The Mashaba female has a quick drink during a lenghty period of mating with the Marthly male. Here we positioned the vehicle in hope that she would come and drink at this specific spot. The angle was great and there were no obstructions in our way to get this shot.
With the sun setting in the background, we were alerted to a predator by a troop of monkeys, however, literally moments before they began their alarm, this young monkey sat in the grass feeding on seeds and was not phased by our vehicle at all. A rare opportunity indeed.
I will never forget this encounter with the Gowrie male, who approached our vehicle and stood a little more than a metre from us. He was inspecting scent from a female who had lay in the exact position where we had parked our car. This was unknown to us at the time and made the encounter so much more intense.
Sleeping lions are a part of life out here. They are lazy cats that conserve their energy until the moment is right. In this sighting, we arrived to the Sparta pride, fast asleep in an eroded open area, and braced ourselves for what we thought would be a fairly common sighting of lions sleeping. Within minutes of being there, the lions perked up, locked eyes on to a male giraffe and without warning, a lioness took off after the giraffe at high speed. This was the only image I managed to capture. A moment I won’t forget soon.

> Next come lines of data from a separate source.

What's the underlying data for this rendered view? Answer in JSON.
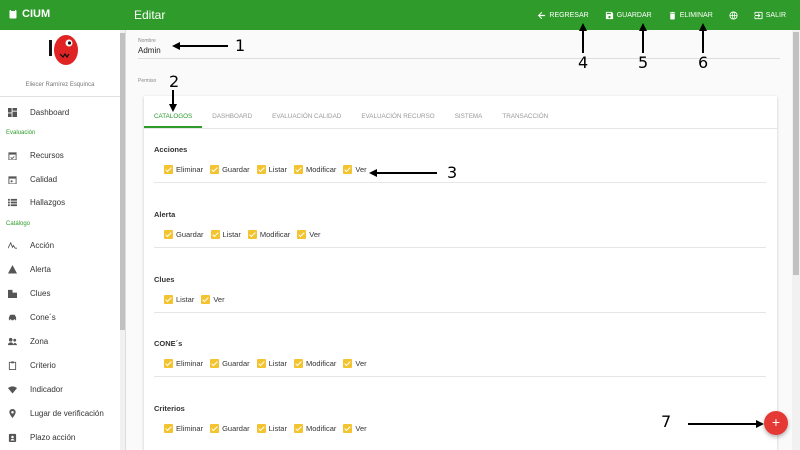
{
  "topbar": {
    "brand": "CIUM",
    "title": "Editar",
    "actions": [
      {
        "label": "REGRESAR",
        "icon": "arrow-left-icon"
      },
      {
        "label": "GUARDAR",
        "icon": "save-icon"
      },
      {
        "label": "ELIMINAR",
        "icon": "trash-icon"
      },
      {
        "label": "",
        "icon": "globe-icon"
      },
      {
        "label": "SALIR",
        "icon": "exit-icon"
      }
    ]
  },
  "sidebar": {
    "user": "Eliecer Ramírez Esquinca",
    "groups": {
      "evaluacion": "Evaluación",
      "catalogo": "Catálogo"
    },
    "items": [
      {
        "label": "Dashboard",
        "icon": "dashboard-icon"
      },
      {
        "label": "Recursos",
        "icon": "calendar-check-icon"
      },
      {
        "label": "Calidad",
        "icon": "calendar-icon"
      },
      {
        "label": "Hallazgos",
        "icon": "list-icon"
      },
      {
        "label": "Acción",
        "icon": "signature-icon"
      },
      {
        "label": "Alerta",
        "icon": "warning-icon"
      },
      {
        "label": "Clues",
        "icon": "building-icon"
      },
      {
        "label": "Cone´s",
        "icon": "car-icon"
      },
      {
        "label": "Zona",
        "icon": "people-icon"
      },
      {
        "label": "Criterio",
        "icon": "clipboard-icon"
      },
      {
        "label": "Indicador",
        "icon": "wifi-icon"
      },
      {
        "label": "Lugar de verificación",
        "icon": "location-icon"
      },
      {
        "label": "Plazo acción",
        "icon": "contact-icon"
      }
    ]
  },
  "form": {
    "name_label": "Nombre",
    "name_value": "Admin",
    "perm_label": "Permiso"
  },
  "tabs": [
    "CATALOGOS",
    "DASHBOARD",
    "EVALUACIÓN CALIDAD",
    "EVALUACIÓN RECURSO",
    "SISTEMA",
    "TRANSACCIÓN"
  ],
  "sections": [
    {
      "title": "Acciones",
      "checks": [
        "Eliminar",
        "Guardar",
        "Listar",
        "Modificar",
        "Ver"
      ]
    },
    {
      "title": "Alerta",
      "checks": [
        "Guardar",
        "Listar",
        "Modificar",
        "Ver"
      ]
    },
    {
      "title": "Clues",
      "checks": [
        "Listar",
        "Ver"
      ]
    },
    {
      "title": "CONE´s",
      "checks": [
        "Eliminar",
        "Guardar",
        "Listar",
        "Modificar",
        "Ver"
      ]
    },
    {
      "title": "Criterios",
      "checks": [
        "Eliminar",
        "Guardar",
        "Listar",
        "Modificar",
        "Ver"
      ]
    }
  ],
  "fab": "+",
  "annotations": [
    "1",
    "2",
    "3",
    "4",
    "5",
    "6",
    "7"
  ],
  "colors": {
    "primary": "#2e9b2a",
    "checkbox": "#f4c430",
    "fab": "#e53935"
  }
}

Tracking a leopard is often painstaking and intense. It is a process that can sometimes take hours. This morning we were on the trail of the Tamboti female and in the distance we heard some hyena vocalising and screeching. We set off in hot pursuit of this noise and arrived to find these two hyena fighting over an impala kill that they had stolen from the female. Fortunately later that morning we found her as well, grooming the fresh blood from her face with an empty stomach.
Another encounter with the Gowrie male allowed me to capture this beautiful shot. Obviously showing his anger here, which was not at us but at a female who had stumbled upon him. Being a solitary animal they do not enjoy the presence of other leopards close by.
An afternoon spent with a crash of rhino, the sun setting and some good friends. What more could you ask for?
For 14 months I waited patiently to watch lions cross the causeway. In the past two months I have witnessed it three times, and each is as special as the last. However, this time all things fell into place. The light was good, I had my camera in the vehicle, and all four Majingilane males crossed at once!
Reflections are sometimes hard to come by and photograph, and so when this opportunity presented itself I was so excited to tick the box. This pan is the perfect place to watch animals like elephant and rhino drink during the day and happens to be very close to an active hyena den. Here an adult comes to cool itself down after a long morning foraging.
One of my highlights of this winter, purely because of the circumstances. A quiet afternoon, the setting sun, an alarm call, then silence. A troop of monkeys chattering, then alarming profusely. Chasing the light we arrived to the Tu Tones male leopard walking into the sun, backlit in perfect glowing light.
Written and Photographed by: Mike Sutherland